Wilhelmsen is a fastball and curveball pitcher that will infrequently toss in a change-up or slider. His fastball of choice is a four-seamer that has averaged just over 95 MPH in the bigs. His curveball features 12-to-6 break and sits in the upper-70s. He’s already pitching in high leverage late innings now and is a potential source of holds in leagues that count them. He’s also probably the favorite to vulture saves if League were to falter, get injured, or get traded.
Tanner Scheppers, Texas Rangers, 25 years old
Scheppers has thrown just over 120 innings in two minor league seasons since being selected in the supplemental first round of the 2009 amateur draft. Staying healthy has been a problem for Scheppers. At one point, the Rangers planned on developing him as a starter. Now, injuries have nixed those plans and relegated him to being developed as a late innings reliever.
He throws a plus velocity fastball that can reach triple digits and sits in the upper-90s. His other plus pitch is a curveball that is sharp when it is on. Unfortunately, it is an inconsistent offering. He’ll also throw a slider and change-up, though neither is considered anything more than a below average show me pitch. A healthy Scheppers could help an already talented Rangers bullpen as soon as this year. With Neftali Feliz now being developed as a starter, Scheppers could eventually emerge as a closing candidate. There are a host of pitchers in the handcuff pecking order behind Joe Nathan that are ahead of Scheppers. It’s unlikely Scheppers will save any games for the parent club this year, but bullpens are quite volatile, and stranger things have happened.
Matt West, Texas Rangers, 23 years old
West hopes to be the next failed position prospect to find success on the mound. He was drafted in the second round of the 2007 amateur draft as a third baseman but was converted to pitching last season. The results were astounding. He spent all but one inning of the season with Short-Season Spokane. He got 26 innings worth of work in 23 games, and successfully saved nine games. The most impressive stat on his player card is his 35-to-1 strikeout-to-walk rate. He walked just one batter all year, wow. Unfortunately, 2012 hasn’t gotten off to as promising a start. West was diagnosed with a sprained UCL in early March, and hopes to avoid Tommy John surgery by resting and rehabbing the injury. It remains to be seen how that course of treatment works both short term, and long term.
West throws blistering mid-to-high-90s fastballs with the occasional triple digit heater from a three-quarters arm slot. His second plus-plus pitch is a wicked slider. He’s also working on a change-up that most scouting reports say he has a good feel for.

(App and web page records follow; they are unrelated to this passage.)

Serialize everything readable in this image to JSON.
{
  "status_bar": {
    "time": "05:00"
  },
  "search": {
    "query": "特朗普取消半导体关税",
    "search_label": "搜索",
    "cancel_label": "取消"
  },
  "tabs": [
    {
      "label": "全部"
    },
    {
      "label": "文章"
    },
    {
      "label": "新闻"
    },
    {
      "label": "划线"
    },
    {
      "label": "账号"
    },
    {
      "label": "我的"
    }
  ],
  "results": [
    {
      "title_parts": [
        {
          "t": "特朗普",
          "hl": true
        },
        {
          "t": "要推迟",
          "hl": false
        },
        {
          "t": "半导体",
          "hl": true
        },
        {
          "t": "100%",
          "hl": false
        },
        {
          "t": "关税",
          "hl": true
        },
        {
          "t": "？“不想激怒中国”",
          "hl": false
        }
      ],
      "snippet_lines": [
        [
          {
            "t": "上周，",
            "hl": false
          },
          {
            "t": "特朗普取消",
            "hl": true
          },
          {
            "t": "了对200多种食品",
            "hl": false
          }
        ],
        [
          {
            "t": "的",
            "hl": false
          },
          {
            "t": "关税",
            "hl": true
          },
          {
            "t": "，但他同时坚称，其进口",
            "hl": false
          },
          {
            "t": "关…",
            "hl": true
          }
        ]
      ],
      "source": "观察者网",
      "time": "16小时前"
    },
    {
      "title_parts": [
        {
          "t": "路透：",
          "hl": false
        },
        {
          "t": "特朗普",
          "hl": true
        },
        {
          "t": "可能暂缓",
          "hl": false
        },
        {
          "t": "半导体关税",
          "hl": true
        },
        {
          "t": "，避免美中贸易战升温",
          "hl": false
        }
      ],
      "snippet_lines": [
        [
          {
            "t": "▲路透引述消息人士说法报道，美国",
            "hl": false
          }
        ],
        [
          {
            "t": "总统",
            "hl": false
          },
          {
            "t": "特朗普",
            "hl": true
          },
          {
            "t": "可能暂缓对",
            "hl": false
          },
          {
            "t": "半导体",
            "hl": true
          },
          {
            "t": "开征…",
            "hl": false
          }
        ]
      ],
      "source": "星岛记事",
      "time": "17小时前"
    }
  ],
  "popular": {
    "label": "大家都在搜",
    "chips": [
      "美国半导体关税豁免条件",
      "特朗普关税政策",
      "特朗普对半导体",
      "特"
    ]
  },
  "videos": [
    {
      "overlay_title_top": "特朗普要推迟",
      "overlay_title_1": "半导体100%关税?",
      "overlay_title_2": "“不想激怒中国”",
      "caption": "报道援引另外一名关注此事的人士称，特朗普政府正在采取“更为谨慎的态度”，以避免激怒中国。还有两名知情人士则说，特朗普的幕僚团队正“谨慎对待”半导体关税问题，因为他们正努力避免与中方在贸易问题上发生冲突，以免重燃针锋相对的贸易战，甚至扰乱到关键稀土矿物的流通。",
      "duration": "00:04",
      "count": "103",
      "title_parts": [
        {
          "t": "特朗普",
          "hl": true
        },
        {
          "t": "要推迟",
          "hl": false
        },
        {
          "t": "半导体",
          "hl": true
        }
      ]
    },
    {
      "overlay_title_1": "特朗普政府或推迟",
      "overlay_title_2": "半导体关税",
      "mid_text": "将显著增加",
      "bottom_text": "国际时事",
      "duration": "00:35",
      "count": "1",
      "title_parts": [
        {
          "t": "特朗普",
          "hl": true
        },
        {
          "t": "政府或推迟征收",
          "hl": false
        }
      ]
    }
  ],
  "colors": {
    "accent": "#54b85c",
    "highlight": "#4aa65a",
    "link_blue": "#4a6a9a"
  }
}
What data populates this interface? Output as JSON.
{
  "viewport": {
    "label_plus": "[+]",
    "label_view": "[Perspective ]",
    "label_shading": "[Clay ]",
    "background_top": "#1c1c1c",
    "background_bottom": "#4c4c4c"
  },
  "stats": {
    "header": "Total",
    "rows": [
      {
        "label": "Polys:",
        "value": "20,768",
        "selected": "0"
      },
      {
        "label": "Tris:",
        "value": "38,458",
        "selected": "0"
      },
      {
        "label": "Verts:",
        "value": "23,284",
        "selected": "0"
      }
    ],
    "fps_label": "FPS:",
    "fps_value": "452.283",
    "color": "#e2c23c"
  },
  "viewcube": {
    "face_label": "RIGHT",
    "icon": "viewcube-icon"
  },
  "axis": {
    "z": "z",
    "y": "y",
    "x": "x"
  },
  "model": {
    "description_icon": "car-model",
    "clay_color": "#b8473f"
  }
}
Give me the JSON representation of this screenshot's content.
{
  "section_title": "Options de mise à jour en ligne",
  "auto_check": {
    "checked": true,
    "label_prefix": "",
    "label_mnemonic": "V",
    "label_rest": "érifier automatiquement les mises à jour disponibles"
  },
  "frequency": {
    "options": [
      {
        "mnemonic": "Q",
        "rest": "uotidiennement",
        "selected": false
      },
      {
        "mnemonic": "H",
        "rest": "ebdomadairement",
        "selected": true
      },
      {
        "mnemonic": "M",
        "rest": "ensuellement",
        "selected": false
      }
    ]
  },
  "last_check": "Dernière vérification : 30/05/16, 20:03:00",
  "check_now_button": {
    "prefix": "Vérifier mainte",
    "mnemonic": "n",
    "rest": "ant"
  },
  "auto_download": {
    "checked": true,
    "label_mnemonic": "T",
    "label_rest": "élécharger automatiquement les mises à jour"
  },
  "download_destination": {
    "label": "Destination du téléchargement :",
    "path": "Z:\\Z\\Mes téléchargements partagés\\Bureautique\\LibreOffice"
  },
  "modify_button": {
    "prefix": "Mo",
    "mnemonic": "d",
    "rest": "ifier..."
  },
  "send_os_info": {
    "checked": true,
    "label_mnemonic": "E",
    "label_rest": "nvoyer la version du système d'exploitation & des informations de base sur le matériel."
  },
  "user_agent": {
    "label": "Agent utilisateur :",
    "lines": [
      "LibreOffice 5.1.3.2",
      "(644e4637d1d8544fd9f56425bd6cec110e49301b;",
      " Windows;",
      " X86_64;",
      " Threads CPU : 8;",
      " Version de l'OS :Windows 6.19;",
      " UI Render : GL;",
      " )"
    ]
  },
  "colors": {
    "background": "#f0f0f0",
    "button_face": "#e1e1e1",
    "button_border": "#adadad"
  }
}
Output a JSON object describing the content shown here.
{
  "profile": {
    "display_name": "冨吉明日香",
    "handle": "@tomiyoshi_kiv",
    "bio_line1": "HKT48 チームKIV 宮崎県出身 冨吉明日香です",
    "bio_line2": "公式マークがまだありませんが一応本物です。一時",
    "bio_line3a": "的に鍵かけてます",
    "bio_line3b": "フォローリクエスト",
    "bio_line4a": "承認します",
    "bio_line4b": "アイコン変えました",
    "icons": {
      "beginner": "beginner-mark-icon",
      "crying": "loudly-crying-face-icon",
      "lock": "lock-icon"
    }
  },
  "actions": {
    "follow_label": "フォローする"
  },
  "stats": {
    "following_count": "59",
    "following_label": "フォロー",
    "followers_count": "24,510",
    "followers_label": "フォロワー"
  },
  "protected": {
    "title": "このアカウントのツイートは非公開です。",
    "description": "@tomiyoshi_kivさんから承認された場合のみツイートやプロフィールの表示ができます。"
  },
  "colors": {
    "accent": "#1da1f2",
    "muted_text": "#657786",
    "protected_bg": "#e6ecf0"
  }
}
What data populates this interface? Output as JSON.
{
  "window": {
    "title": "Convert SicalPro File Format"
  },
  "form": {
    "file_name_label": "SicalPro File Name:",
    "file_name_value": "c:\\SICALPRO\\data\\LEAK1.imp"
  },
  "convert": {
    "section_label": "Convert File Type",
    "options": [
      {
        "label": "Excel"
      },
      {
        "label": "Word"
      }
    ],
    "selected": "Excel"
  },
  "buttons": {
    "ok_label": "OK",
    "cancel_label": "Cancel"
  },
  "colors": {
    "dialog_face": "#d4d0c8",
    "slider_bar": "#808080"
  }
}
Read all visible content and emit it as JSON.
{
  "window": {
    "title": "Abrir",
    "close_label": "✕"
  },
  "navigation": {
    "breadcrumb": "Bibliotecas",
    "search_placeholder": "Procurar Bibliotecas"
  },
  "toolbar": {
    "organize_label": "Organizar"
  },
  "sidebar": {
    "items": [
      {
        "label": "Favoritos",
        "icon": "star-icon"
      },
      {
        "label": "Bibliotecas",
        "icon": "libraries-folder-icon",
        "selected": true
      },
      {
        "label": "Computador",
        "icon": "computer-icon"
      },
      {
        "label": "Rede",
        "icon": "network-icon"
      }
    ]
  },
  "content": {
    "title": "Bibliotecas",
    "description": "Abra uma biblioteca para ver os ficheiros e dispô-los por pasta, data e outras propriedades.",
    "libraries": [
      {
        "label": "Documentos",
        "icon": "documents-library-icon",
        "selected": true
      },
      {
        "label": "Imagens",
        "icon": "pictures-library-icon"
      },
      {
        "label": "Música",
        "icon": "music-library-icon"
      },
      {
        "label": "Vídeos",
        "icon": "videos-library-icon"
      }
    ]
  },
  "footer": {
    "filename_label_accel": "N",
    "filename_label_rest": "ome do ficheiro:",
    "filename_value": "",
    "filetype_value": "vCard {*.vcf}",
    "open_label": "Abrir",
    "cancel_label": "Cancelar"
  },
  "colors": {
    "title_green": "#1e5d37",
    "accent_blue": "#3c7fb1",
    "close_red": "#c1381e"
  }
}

Prior to the injury, Matt Forman of Baseball America suggested he’d open the year in High-A with the chance to get to the majors by September. That time table is much less clear now. Long tern, assuming he retains his premium stuff, West has a future closer profile.
Josh is a graduate of SUNY Cortland's Sport Management program, and an aspiring fantasy writer. You can catch up with Josh in the Cafe Forums where he posts as B-Chad. You can also follow his work at The Hardball Times and follow him on Twitter (BChad50).
Want to write for the Cafe? Check out the Cafe's Pencil & Paper section!